Friday, January 10, 2020
The Vision (1.10.20): The Lord provides for the widow, the barren, and the bereaved
Note: Devotion taken from last Sunday's sermon on 2 Kings 4:1-37.
And Elisha said unto her, What shall I do for thee? (2 Kings 4:2a).
2 Kings 4:1-37 describes three distinct episodes from the ministry of Elisha:
1. The Lord provides for a widow (vv. 1-7);
2. The Lord provides for a barren woman (vv. 8-17);
3. The Lord provides for a bereaved woman (vv. 18-37).
There is so much here to be applied, one hardly knows where to begin or where to end.
Think of that widow commanded to pour from her one meager pot into all those gathered vessels. She witnessed the miraculous and powerful provisions of the Lord. Consider how are we being commanded to gather up vessels, to be obedient, in anticipation of his pouring out all that we need?

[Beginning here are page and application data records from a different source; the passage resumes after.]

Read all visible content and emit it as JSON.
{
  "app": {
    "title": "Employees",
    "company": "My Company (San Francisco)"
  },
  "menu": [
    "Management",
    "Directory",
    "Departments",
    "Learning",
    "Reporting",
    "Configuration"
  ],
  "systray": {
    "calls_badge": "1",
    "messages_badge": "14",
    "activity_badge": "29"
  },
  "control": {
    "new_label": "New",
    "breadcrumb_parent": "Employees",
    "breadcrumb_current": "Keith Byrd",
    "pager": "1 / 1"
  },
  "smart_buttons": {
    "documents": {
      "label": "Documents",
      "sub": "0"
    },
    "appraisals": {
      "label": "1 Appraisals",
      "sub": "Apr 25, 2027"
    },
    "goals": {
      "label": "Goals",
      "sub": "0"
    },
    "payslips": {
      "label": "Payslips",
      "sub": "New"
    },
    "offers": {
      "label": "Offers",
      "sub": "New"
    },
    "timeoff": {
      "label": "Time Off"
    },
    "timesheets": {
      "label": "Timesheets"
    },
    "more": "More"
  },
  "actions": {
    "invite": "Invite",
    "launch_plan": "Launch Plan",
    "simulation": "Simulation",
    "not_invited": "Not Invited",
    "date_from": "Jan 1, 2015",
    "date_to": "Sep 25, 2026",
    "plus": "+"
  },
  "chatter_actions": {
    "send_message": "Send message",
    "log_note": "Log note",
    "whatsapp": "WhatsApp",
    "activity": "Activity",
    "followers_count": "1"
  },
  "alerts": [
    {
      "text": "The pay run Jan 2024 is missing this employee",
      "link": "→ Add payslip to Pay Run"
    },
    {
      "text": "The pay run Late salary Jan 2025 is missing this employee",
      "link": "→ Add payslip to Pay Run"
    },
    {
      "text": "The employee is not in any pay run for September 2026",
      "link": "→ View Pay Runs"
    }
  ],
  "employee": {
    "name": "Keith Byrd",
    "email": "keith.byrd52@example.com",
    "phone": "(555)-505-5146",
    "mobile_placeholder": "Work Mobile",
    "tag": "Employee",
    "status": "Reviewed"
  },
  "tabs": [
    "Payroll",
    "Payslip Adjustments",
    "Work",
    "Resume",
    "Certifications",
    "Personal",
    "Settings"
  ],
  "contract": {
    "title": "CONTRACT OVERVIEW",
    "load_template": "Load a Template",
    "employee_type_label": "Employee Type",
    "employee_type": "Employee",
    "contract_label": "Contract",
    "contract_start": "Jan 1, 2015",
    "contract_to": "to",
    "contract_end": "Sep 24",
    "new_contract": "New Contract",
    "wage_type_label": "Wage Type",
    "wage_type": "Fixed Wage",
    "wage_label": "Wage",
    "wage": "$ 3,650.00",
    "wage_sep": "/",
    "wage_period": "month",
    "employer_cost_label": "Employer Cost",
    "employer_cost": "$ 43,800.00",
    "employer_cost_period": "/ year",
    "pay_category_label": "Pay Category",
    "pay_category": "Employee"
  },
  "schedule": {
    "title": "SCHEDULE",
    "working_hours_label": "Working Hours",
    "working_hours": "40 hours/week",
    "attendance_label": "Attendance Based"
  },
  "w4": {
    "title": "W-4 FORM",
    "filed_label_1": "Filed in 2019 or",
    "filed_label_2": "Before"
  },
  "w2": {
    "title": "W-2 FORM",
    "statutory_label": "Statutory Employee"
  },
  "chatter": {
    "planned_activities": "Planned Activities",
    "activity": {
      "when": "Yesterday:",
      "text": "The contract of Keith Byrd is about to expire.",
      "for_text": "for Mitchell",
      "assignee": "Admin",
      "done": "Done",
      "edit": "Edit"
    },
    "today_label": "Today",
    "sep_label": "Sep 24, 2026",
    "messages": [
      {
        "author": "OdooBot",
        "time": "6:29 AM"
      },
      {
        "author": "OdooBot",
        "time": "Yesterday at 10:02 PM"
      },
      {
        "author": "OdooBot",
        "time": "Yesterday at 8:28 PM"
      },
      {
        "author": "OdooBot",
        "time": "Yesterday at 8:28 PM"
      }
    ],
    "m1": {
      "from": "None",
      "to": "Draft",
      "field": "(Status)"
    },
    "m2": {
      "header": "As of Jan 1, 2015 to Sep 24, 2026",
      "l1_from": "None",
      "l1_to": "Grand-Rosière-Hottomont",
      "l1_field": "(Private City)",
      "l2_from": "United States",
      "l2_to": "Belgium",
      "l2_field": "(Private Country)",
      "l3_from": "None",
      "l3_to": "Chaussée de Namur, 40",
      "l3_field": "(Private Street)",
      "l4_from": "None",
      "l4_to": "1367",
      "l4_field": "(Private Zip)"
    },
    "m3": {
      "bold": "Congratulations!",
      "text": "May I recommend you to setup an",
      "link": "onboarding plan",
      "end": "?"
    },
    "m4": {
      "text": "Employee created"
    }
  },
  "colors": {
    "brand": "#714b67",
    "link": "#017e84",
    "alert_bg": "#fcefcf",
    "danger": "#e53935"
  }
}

Think of that “great woman” (v. 8) and her passion for ministering to the saints, and especially of ministering to the ministers, as she extended hospitality to Elisha. Think of her discernment. She rightly perceived that Elisha was “an holy man of God” (v. 9). And consider how the Lord acknowledged what she had done and blessed her in this life, beyond what she ever could have asked or imagined, with a son.
Think of that same woman who lost that precious son and how the prophet, at her bidding, was the instrument that brought him back to life. See her as a model of relentless and persistent prayer. In Luke 18:1-8 the Lord told his disciples the parable of the persistent widow, “to this end, that men ought always to pray, and not to faint” (Luke 18:1).
We might well see in these episodes from the life of Elisha a foreshadowing of the ministry of Christ, as he was working miracles that showed his mastery over creation, whether in feeding five thousand or walking on water. Elijah and Elisha were great, but Christ is greater!
Think also of Christ going into the room where the Jairus’s daughter had been laid and consider how he raised her to life: “And he took the damsel by the hand and said unto her, Talitha cumi, which is, being interpreted, Damsel, I say to thee, arise” (Mark 5:41). Or recall when he interrupted the funeral procession, to raise to life the only son of the widow of Nain, saying, “Young man, I say unto thee, Arise” (Luke 7:14). Or, when he raised Lazarus from the dead (John 11). All this anticipates what he will do at the end of the ages, when the dead will be raised to life (John 5:28-29).
And consider how he laid his own life down and then took it up again in the resurrection.
More than anything else, we see in these accounts the heart of God in the face of Christ. He is a God who provides for the widow, for the barren, for the bereaved. He is the Lord who hears the cries of the needy, the desperate, the poor, the weak, the dying, and he gives them life.
This is the God who saves sinners who have come to the end of themselves and know that Christ is not one option among many, but their only hope!